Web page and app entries
= Beginning of Section =
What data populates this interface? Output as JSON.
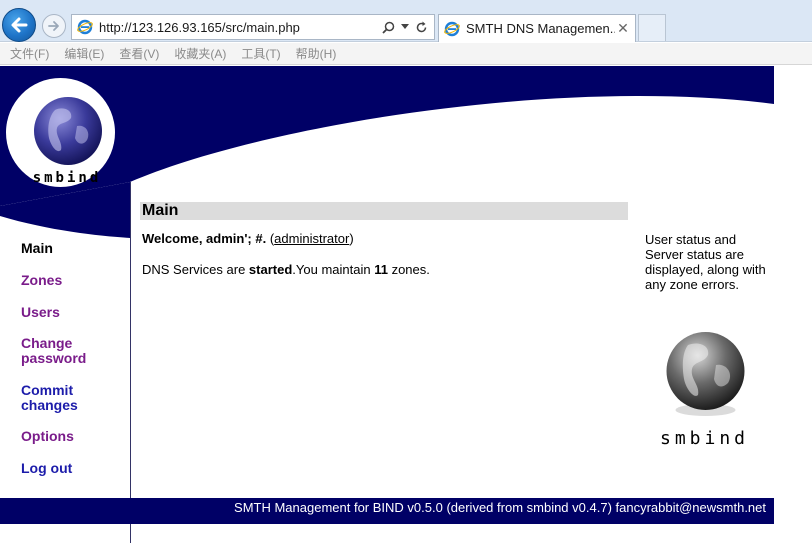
{
  "browser": {
    "url": "http://123.126.93.165/src/main.php",
    "tab_title": "SMTH DNS Managemen...",
    "menu": [
      "文件(F)",
      "编辑(E)",
      "查看(V)",
      "收藏夹(A)",
      "工具(T)",
      "帮助(H)"
    ]
  },
  "logo": {
    "text": "smbind"
  },
  "nav": {
    "main": "Main",
    "zones": "Zones",
    "users": "Users",
    "change_password_line1": "Change",
    "change_password_line2": "password",
    "commit_line1": "Commit",
    "commit_line2": "changes",
    "options": "Options",
    "logout": "Log out"
  },
  "content": {
    "heading": "Main",
    "welcome_prefix": "Welcome, admin'; #.",
    "welcome_open": " (",
    "role": "administrator",
    "welcome_close": ")",
    "status_prefix": "DNS Services are ",
    "status_state": "started",
    "status_mid": ".You maintain ",
    "zone_count": "11",
    "status_suffix": " zones."
  },
  "help": {
    "text": "User status and Server status are displayed, along with any zone errors."
  },
  "right_logo": {
    "text": "smbind"
  },
  "footer": {
    "text": "SMTH Management for BIND v0.5.0 (derived from smbind v0.4.7) fancyrabbit@newsmth.net"
  },
  "colors": {
    "banner": "#000066",
    "nav_visited": "#7a1c8a",
    "nav_link": "#1c1caa"
  }
}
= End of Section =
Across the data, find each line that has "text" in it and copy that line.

    "text": "smbind"
    "text": "User status and Server status are displayed, along with any zone errors."
    "text": "smbind"
    "text": "SMTH Management for BIND v0.5.0 (derived from smbind v0.4.7) fancyrabbit@newsmth.net"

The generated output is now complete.